“Loudly telling dirty jokes, ridiculing female colleagues about their looks and figures, using the excuse of ‘giving direction’ to make unnecessary body contact in factory workshops, this kind of ‘sexual harassment culture’ is prevalent.” As the #MeToo movement took hold in China, a Foxconn worker described her experience for the feminist website Jianjiaobuluo (尖椒部落). “If a sexually harassed woman worker protests, she is likely to be accused of being ‘too sensitive’ and ‘unable to take a joke.’”
Sexual harassment is a labor rights issue because it so often occurs in the workplace. While journalists were among the first to popularize the #MeToo movement, the Foxconn worker’s story is a reminder that women in blue-collar jobs also regularly experience sexual harassment. A 2013 survey by an organization for female workers, Xiangyanghua (向阳花), showed that an astonishing 70 percent of the 134 female factory worker respondents experienced sexual harassment. And, women in these jobs, due to their more marginalized social status, may have fewer avenues to fight back than professional women.
So what can be done to combat sexual harassment in the workplace? The Foxconn worker’s article makes several concrete proposals, such as breaking the taboo of discussing sexual harassment, providing anti-harassment trainings, and establishing grievance procedures to investigate complaints. These necessary measures on their own do not guarantee protection, at least not without employees actively demanding accountability. Mobilization in the public sphere as well as the workplace remains essential to drive social change.
Such efforts should be supported by stronger legal mechanisms. Although China has had “Special Rules on the Labor Protection of Female Employees” in place since 2012 to prevent sexual harassment, workers rarely see its enforcement. The lack of an explicit provision in the labor laws, or in labor contracts (if workers even have one at all), means women lack even minimal legal protection.

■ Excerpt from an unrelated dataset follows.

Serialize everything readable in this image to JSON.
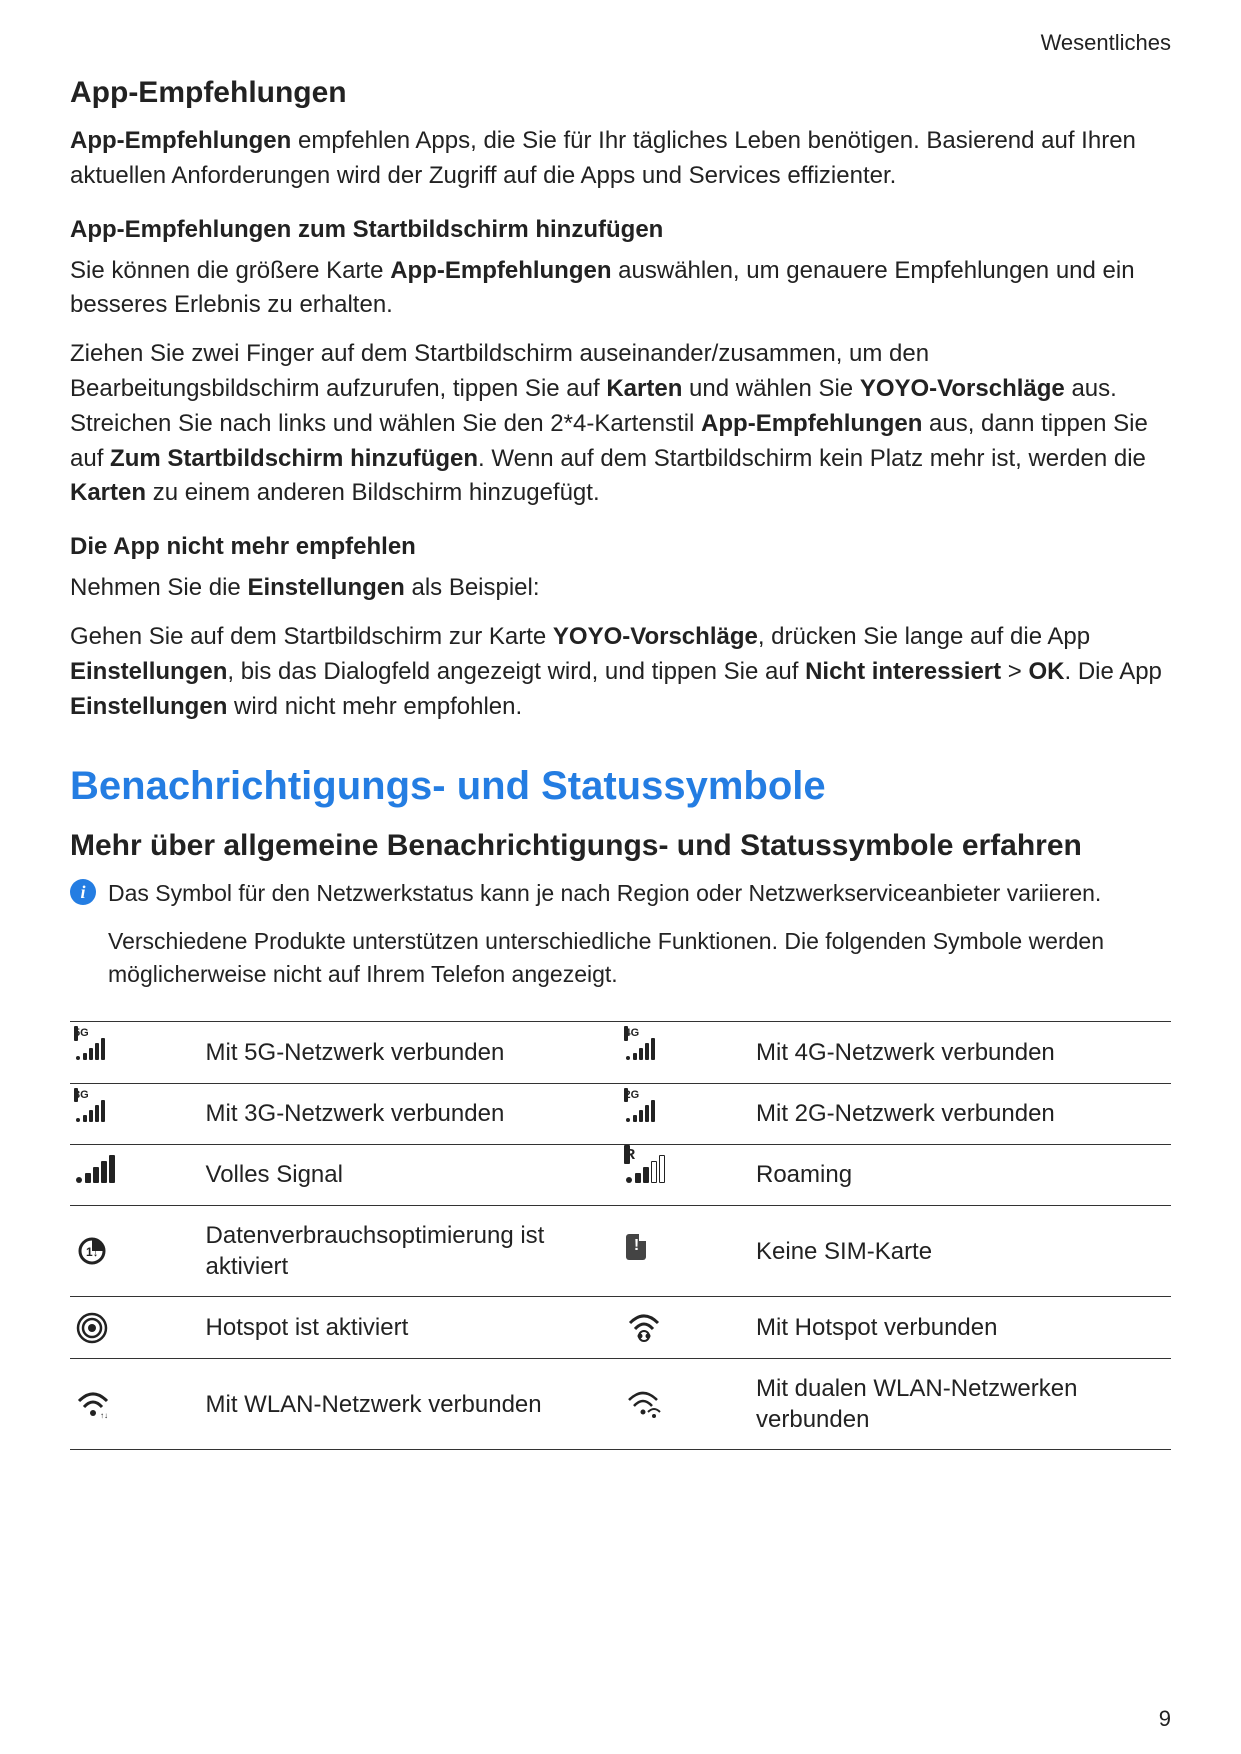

There is a call at the global level for the International Labour Organization (ILO) to adopt a convention concerning gender-based violence in the workplace, which countries would then be asked to adopt. China should use this proposal as a guidepost for advancing its own national laws and policies.
This moment also presents an interesting opportunity for the feminist and labor movements to connect and share strategies. Civil society organizations in both movements wrestle with the interplay of gender and work. Further, both have struggled to keep their operations going in light of pressure from authorities. The female worker labor group that conducted the aforementioned survey, Xiangyanghua, was forced to close down in 2015, allegedly because it assisted workers in strikes. The labor movement might benefit from learning more about the use of strategic public and media activities and policy advocacy; the feminist movement may draw lessons on labor mobilizing and giving voice to not only professional but also factory and retail workers. Such partnerships, while recognizing differences, could be a powerful force in pushing for some of the legal, policy, and workplace reforms necessary to combat sexual harassment.
For the full conversation, see the original piece on ChinaFile.